A pragmatic look at functional programming: The immutability orientation (Part 1/3)
Functional Programming has been getting more and more attention over the last few years. But what is it exactly? Is it just a bunch of new programming languages? Is it a different way of coding? Can it really make a difference to our business?
Three years ago we decided to upgrade the architecture of our Poker product, and we considered functional programming as an option to move forward. We needed to understand the reality behind all the hype, to determine whether it was the right move or not, both from a technical and from a business perspective.
There was plenty we liked about it, but we all agreed on four very significant aspects:
• Immutability orientation
• High level of abstraction
• Much easier parallelism
• Simpler and faster testing
In classic object oriented programming, instances are generally stateful and can be accessed and modified by concurrent threads. This is what is known as shared mutable state, which is widely regarded as the root of all evil. It can (and will) lead to unexpected state, unpredictable side effects, and unanticipated errors. Keeping shared mutable state under control is not easy; large applications tend to get more and more complex as they grow.
Functional programming is heavily oriented to immutability, which means that by default object instances cannot change and functions don’t have side effects — they simply calculate values (as opposed to OOP, where objects are normally mutable and methods almost always introduce side effects). Of course we need side effects for our software to be able to do something other than calculate values, but what tends to happen is that with FP, mutable state and side effects are well delimited and reduced to the bare minimum, and the rest are pure functions offering different views of your data.
Yes, you can have immutability and pure functions with OOP, particularly now that object oriented languages are quickly adopting functional principles. But it does not come naturally — you have to carefully (and repeatedly) enforce it, making your code complex and verbose. In the end, what typically happens is that in OOP projects you end up having plenty of mutable state and side effects, and maybe a few pure functions here and there. Functional languages are built with immutability in mind and this and other principles do not need to be artificially enforced.

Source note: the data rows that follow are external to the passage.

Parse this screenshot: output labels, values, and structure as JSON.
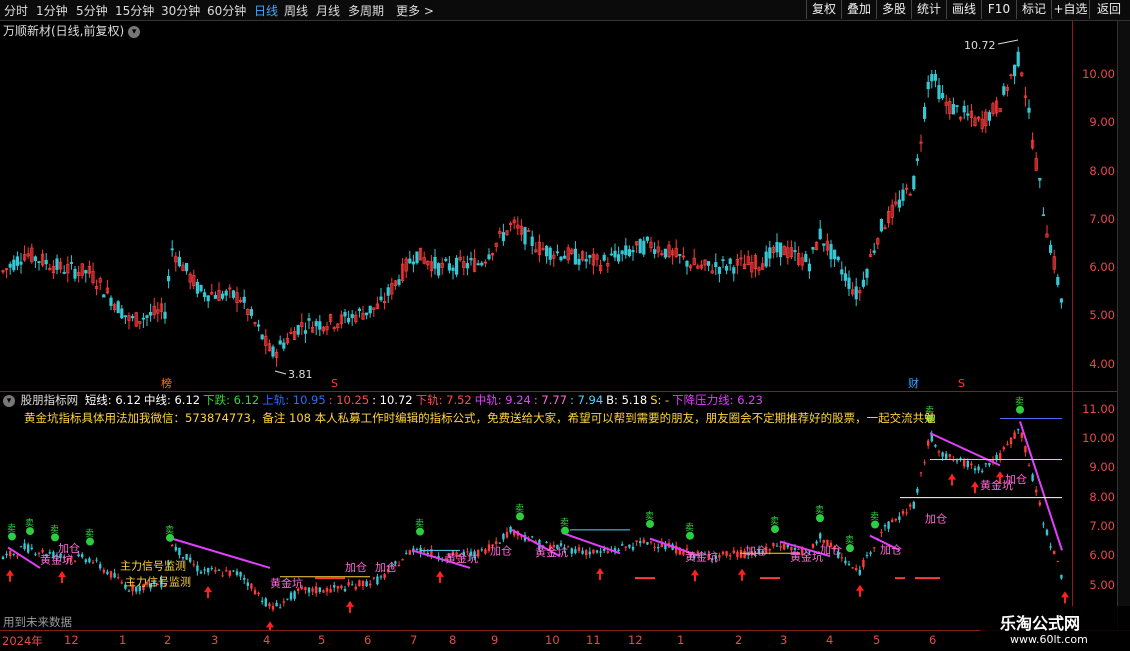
{
  "toolbar": {
    "tabs": [
      "分时",
      "1分钟",
      "5分钟",
      "15分钟",
      "30分钟",
      "60分钟",
      "日线",
      "周线",
      "月线",
      "多周期",
      "更多 >"
    ],
    "active_tab": "日线",
    "right_buttons": [
      "复权",
      "叠加",
      "多股",
      "统计",
      "画线",
      "F10",
      "标记",
      "+自选",
      "返回"
    ]
  },
  "stock": {
    "title": "万顺新材(日线,前复权)"
  },
  "price_axis": {
    "ticks": [
      "10.00",
      "9.00",
      "8.00",
      "7.00",
      "6.00",
      "5.00",
      "4.00"
    ]
  },
  "annotations": {
    "high": "10.72",
    "low": "3.81"
  },
  "event_markers": {
    "left": "榜",
    "s1": "S",
    "fin": "财",
    "s2": "S"
  },
  "indicator": {
    "name": "股朋指标网",
    "fields": [
      {
        "label": "短线: 6.12",
        "color": "#ffffff"
      },
      {
        "label": "中线: 6.12",
        "color": "#ffffff"
      },
      {
        "label": "下跌: 6.12",
        "color": "#35d435"
      },
      {
        "label": "上轨: 10.95",
        "color": "#2b6cff"
      },
      {
        "label": ": 10.25",
        "color": "#ff4d4d"
      },
      {
        "label": ": 10.72",
        "color": "#ffffff"
      },
      {
        "label": "下轨: 7.52",
        "color": "#ff4d4d"
      },
      {
        "label": "中轨: 9.24",
        "color": "#e040fb"
      },
      {
        "label": ": 7.77",
        "color": "#ff6bd6"
      },
      {
        "label": ": 7.94",
        "color": "#4dd9ff"
      },
      {
        "label": "B: 5.18",
        "color": "#ffffff"
      },
      {
        "label": "S: -",
        "color": "#ffd43b"
      },
      {
        "label": "下降压力线: 6.23",
        "color": "#e040fb"
      }
    ],
    "ticker": "黄金坑指标具体用法加我微信：573874773，备注 108 本人私募工作时编辑的指标公式，免费送给大家，希望可以帮到需要的朋友，朋友圈会不定期推荐好的股票，一起交流共勉",
    "ticks": [
      "11.00",
      "10.00",
      "9.00",
      "8.00",
      "7.00",
      "6.00",
      "5.00"
    ],
    "labels": {
      "golden_pit": "黄金坑",
      "add": "加仓",
      "main_monitor": "主力信号监测",
      "sell": "卖"
    }
  },
  "date_axis": [
    "2024年",
    "12",
    "1",
    "2",
    "3",
    "4",
    "5",
    "6",
    "7",
    "8",
    "9",
    "10",
    "11",
    "12",
    "1",
    "2",
    "3",
    "4",
    "5",
    "6"
  ],
  "future_label": "用到未来数据",
  "watermark": {
    "line1": "乐淘公式网",
    "line2": "www.60lt.com"
  },
  "colors": {
    "up": "#ff3b3b",
    "down": "#35c8d4",
    "axis": "#e84a4a",
    "accent": "#3fa9ff"
  }
}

In our next article we will take a closer look at abstraction, parallelism and testing.